PS 1 - We promise, this is our last missive from Cordova. We are leaving, but we want to share with you this nugget - the airport doesn’t have a cafeteria or a news and t-shirt kiosk. But it has a give away book shelf. If you find something, take it and if you can, donate a dollar. What a concept! Debbie found “The Street Lawyer” by John Grisham.
Post Script — leaving Cordova not so easy. Our flight out is cancelled due to weather. Our hotel clerk (whom we’ve had to call back to work after-hours) says the ferry isn’t running either. So with NO ROAD, no flight and no boat — we will spend another night on the harbor. (Debbie Elliott, @nprdebelliott; Marisa Penaloza, @MPenalozaNPR)
Downtown Cordova, Alaska.

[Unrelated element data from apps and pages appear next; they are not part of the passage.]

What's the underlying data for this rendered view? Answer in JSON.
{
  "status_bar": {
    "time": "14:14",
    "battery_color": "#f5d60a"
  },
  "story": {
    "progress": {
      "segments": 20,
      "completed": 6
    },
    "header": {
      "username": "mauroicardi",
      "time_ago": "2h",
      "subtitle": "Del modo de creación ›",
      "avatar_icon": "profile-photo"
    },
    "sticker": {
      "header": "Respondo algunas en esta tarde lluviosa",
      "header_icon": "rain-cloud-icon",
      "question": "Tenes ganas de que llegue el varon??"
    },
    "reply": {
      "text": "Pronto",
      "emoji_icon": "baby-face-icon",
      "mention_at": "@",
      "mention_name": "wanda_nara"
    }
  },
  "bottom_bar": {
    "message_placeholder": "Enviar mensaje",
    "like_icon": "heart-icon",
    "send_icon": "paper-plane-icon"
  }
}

We leave a town forever changed by the oil spill, and uncertain when or if the lingering effects will ever end. But it’s a town of resilient folk who long ago decided to make the best of what they’ve been dealt. (Marisa Penaloza, @MPenalozaNPR; Debbie Elliott, @nprdebelliott)
You see this “No Road” slogan all over town — on bumpers and t-shirts. It’s the locals way of affirming their remote and somewhat isolated status. There are no roads linking Cordova to the rest of Alaska. The only way in is by air or water. And the town lives or dies by the water. That’s why the Exxon-Valdez spill dealt such a devastating blow — one that still reverberates today, 25 years later. (Debbie Elliott, @nprdebelliott)
Scientist Scott Pegau took us around the harbor to look for herring and we were lucky to spot some young ones. The herring population was hugely affected by the oil spill and though we were able to see some swimming near the harbor, the herring has never recovered in numbers needed to be commercially fished again in the Prince William Sound.
Cute or what? We’ve had conversations with many people during our visit here. And many believe that one of the reasons people around the nation, and the world, had such a visceral reaction to the spill was, of course, due to the amount of oil released in such pristine waters, but also because Alaska is home to sea otters. Pictures of fully oiled otters flew around the world almost instantly. Today the population has fully recovered to pre-spill numbers
The Exxon Shame Pole tells the story of the oil spill as experienced by Mike Webber, a local fisherman - from environmental disaster and economic loss to corporate greed and the travails of the judicial system. It’s currently on display at the Ilanka Cultural Center in Cordova.
The Alaskan Hotel and Bar on Cordova’s main street, which still feels like a frontier town. Cordova was a bustling copper mining outpost in the early 1900s. Now fishing is the main industry. (Debbie Elliott, @nprdebelliott)